* _DATA EXCERPTS_
━━━━━━

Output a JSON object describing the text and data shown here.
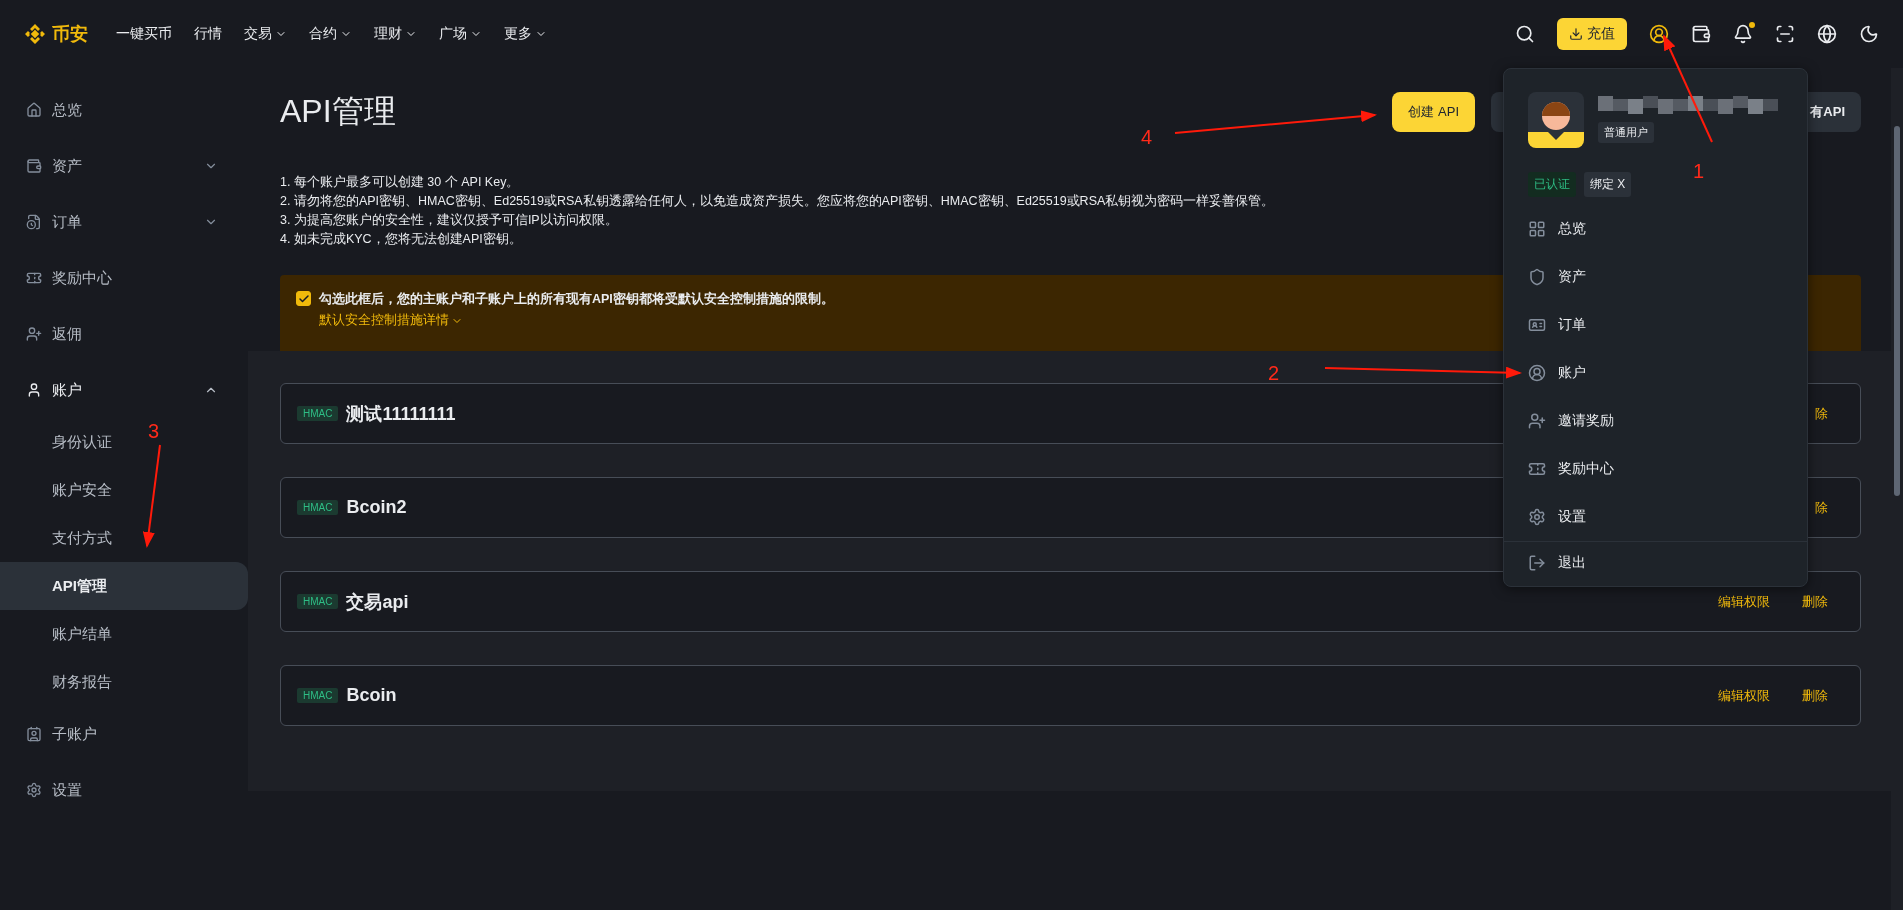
{
  "nav": {
    "logo": "币安",
    "items": [
      {
        "label": "一键买币",
        "dropdown": false
      },
      {
        "label": "行情",
        "dropdown": false
      },
      {
        "label": "交易",
        "dropdown": true
      },
      {
        "label": "合约",
        "dropdown": true
      },
      {
        "label": "理财",
        "dropdown": true
      },
      {
        "label": "广场",
        "dropdown": true
      },
      {
        "label": "更多",
        "dropdown": true
      }
    ],
    "deposit_button": "充值",
    "notification_dot": true
  },
  "sidebar": {
    "items": [
      {
        "label": "总览",
        "expandable": false,
        "expanded": false,
        "selected": false
      },
      {
        "label": "资产",
        "expandable": true,
        "expanded": false,
        "selected": false
      },
      {
        "label": "订单",
        "expandable": true,
        "expanded": false,
        "selected": false
      },
      {
        "label": "奖励中心",
        "expandable": false,
        "expanded": false,
        "selected": false
      },
      {
        "label": "返佣",
        "expandable": false,
        "expanded": false,
        "selected": false
      },
      {
        "label": "账户",
        "expandable": true,
        "expanded": true,
        "selected": false,
        "children": [
          {
            "label": "身份认证",
            "selected": false
          },
          {
            "label": "账户安全",
            "selected": false
          },
          {
            "label": "支付方式",
            "selected": false
          },
          {
            "label": "API管理",
            "selected": true
          },
          {
            "label": "账户结单",
            "selected": false
          },
          {
            "label": "财务报告",
            "selected": false
          }
        ]
      },
      {
        "label": "子账户",
        "expandable": false,
        "expanded": false,
        "selected": false
      },
      {
        "label": "设置",
        "expandable": false,
        "expanded": false,
        "selected": false
      }
    ]
  },
  "page": {
    "title": "API管理",
    "buttons": [
      {
        "label": "创建 API",
        "kind": "primary"
      },
      {
        "label": "有API",
        "kind": "secondary"
      }
    ],
    "notes": [
      "1. 每个账户最多可以创建 30 个 API Key。",
      "2. 请勿将您的API密钥、HMAC密钥、Ed25519或RSA私钥透露给任何人，以免造成资产损失。您应将您的API密钥、HMAC密钥、Ed25519或RSA私钥视为密码一样妥善保管。",
      "3. 为提高您账户的安全性，建议仅授予可信IP以访问权限。",
      "4. 如未完成KYC，您将无法创建API密钥。"
    ],
    "warning": {
      "checked": true,
      "text": "勾选此框后，您的主账户和子账户上的所有现有API密钥都将受默认安全控制措施的限制。",
      "link": "默认安全控制措施详情"
    }
  },
  "api_keys": [
    {
      "type": "HMAC",
      "name": "测试11111111",
      "actions": [
        "除"
      ]
    },
    {
      "type": "HMAC",
      "name": "Bcoin2",
      "actions": [
        "除"
      ]
    },
    {
      "type": "HMAC",
      "name": "交易api",
      "actions": [
        "编辑权限",
        "删除"
      ]
    },
    {
      "type": "HMAC",
      "name": "Bcoin",
      "actions": [
        "编辑权限",
        "删除"
      ]
    }
  ],
  "user_menu": {
    "role": "普通用户",
    "badges": [
      {
        "label": "已认证",
        "kind": "verified"
      },
      {
        "label": "绑定 X",
        "kind": "plain"
      }
    ],
    "items": [
      {
        "label": "总览"
      },
      {
        "label": "资产"
      },
      {
        "label": "订单"
      },
      {
        "label": "账户"
      },
      {
        "label": "邀请奖励"
      },
      {
        "label": "奖励中心"
      },
      {
        "label": "设置"
      }
    ],
    "logout": "退出"
  },
  "annotations": [
    {
      "label": "1"
    },
    {
      "label": "2"
    },
    {
      "label": "3"
    },
    {
      "label": "4"
    }
  ]
}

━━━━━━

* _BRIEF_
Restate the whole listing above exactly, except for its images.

* _ANSWER SPACE_
Output a JSON object describing the text and data shown here.
{
  "nav": {
    "logo": "币安",
    "items": [
      {
        "label": "一键买币",
        "dropdown": false
      },
      {
        "label": "行情",
        "dropdown": false
      },
      {
        "label": "交易",
        "dropdown": true
      },
      {
        "label": "合约",
        "dropdown": true
      },
      {
        "label": "理财",
        "dropdown": true
      },
      {
        "label": "广场",
        "dropdown": true
      },
      {
        "label": "更多",
        "dropdown": true
      }
    ],
    "deposit_button": "充值",
    "notification_dot": true
  },
  "sidebar": {
    "items": [
      {
        "label": "总览",
        "expandable": false,
        "expanded": false,
        "selected": false
      },
      {
        "label": "资产",
        "expandable": true,
        "expanded": false,
        "selected": false
      },
      {
        "label": "订单",
        "expandable": true,
        "expanded": false,
        "selected": false
      },
      {
        "label": "奖励中心",
        "expandable": false,
        "expanded": false,
        "selected": false
      },
      {
        "label": "返佣",
        "expandable": false,
        "expanded": false,
        "selected": false
      },
      {
        "label": "账户",
        "expandable": true,
        "expanded": true,
        "selected": false,
        "children": [
          {
            "label": "身份认证",
            "selected": false
          },
          {
            "label": "账户安全",
            "selected": false
          },
          {
            "label": "支付方式",
            "selected": false
          },
          {
            "label": "API管理",
            "selected": true
          },
          {
            "label": "账户结单",
            "selected": false
          },
          {
            "label": "财务报告",
            "selected": false
          }
        ]
      },
      {
        "label": "子账户",
        "expandable": false,
        "expanded": false,
        "selected": false
      },
      {
        "label": "设置",
        "expandable": false,
        "expanded": false,
        "selected": false
      }
    ]
  },
  "page": {
    "title": "API管理",
    "buttons": [
      {
        "label": "创建 API",
        "kind": "primary"
      },
      {
        "label": "有API",
        "kind": "secondary"
      }
    ],
    "notes": [
      "1. 每个账户最多可以创建 30 个 API Key。",
      "2. 请勿将您的API密钥、HMAC密钥、Ed25519或RSA私钥透露给任何人，以免造成资产损失。您应将您的API密钥、HMAC密钥、Ed25519或RSA私钥视为密码一样妥善保管。",
      "3. 为提高您账户的安全性，建议仅授予可信IP以访问权限。",
      "4. 如未完成KYC，您将无法创建API密钥。"
    ],
    "warning": {
      "checked": true,
      "text": "勾选此框后，您的主账户和子账户上的所有现有API密钥都将受默认安全控制措施的限制。",
      "link": "默认安全控制措施详情"
    }
  },
  "api_keys": [
    {
      "type": "HMAC",
      "name": "测试11111111",
      "actions": [
        "除"
      ]
    },
    {
      "type": "HMAC",
      "name": "Bcoin2",
      "actions": [
        "除"
      ]
    },
    {
      "type": "HMAC",
      "name": "交易api",
      "actions": [
        "编辑权限",
        "删除"
      ]
    },
    {
      "type": "HMAC",
      "name": "Bcoin",
      "actions": [
        "编辑权限",
        "删除"
      ]
    }
  ],
  "user_menu": {
    "role": "普通用户",
    "badges": [
      {
        "label": "已认证",
        "kind": "verified"
      },
      {
        "label": "绑定 X",
        "kind": "plain"
      }
    ],
    "items": [
      {
        "label": "总览"
      },
      {
        "label": "资产"
      },
      {
        "label": "订单"
      },
      {
        "label": "账户"
      },
      {
        "label": "邀请奖励"
      },
      {
        "label": "奖励中心"
      },
      {
        "label": "设置"
      }
    ],
    "logout": "退出"
  },
  "annotations": [
    {
      "label": "1"
    },
    {
      "label": "2"
    },
    {
      "label": "3"
    },
    {
      "label": "4"
    }
  ]
}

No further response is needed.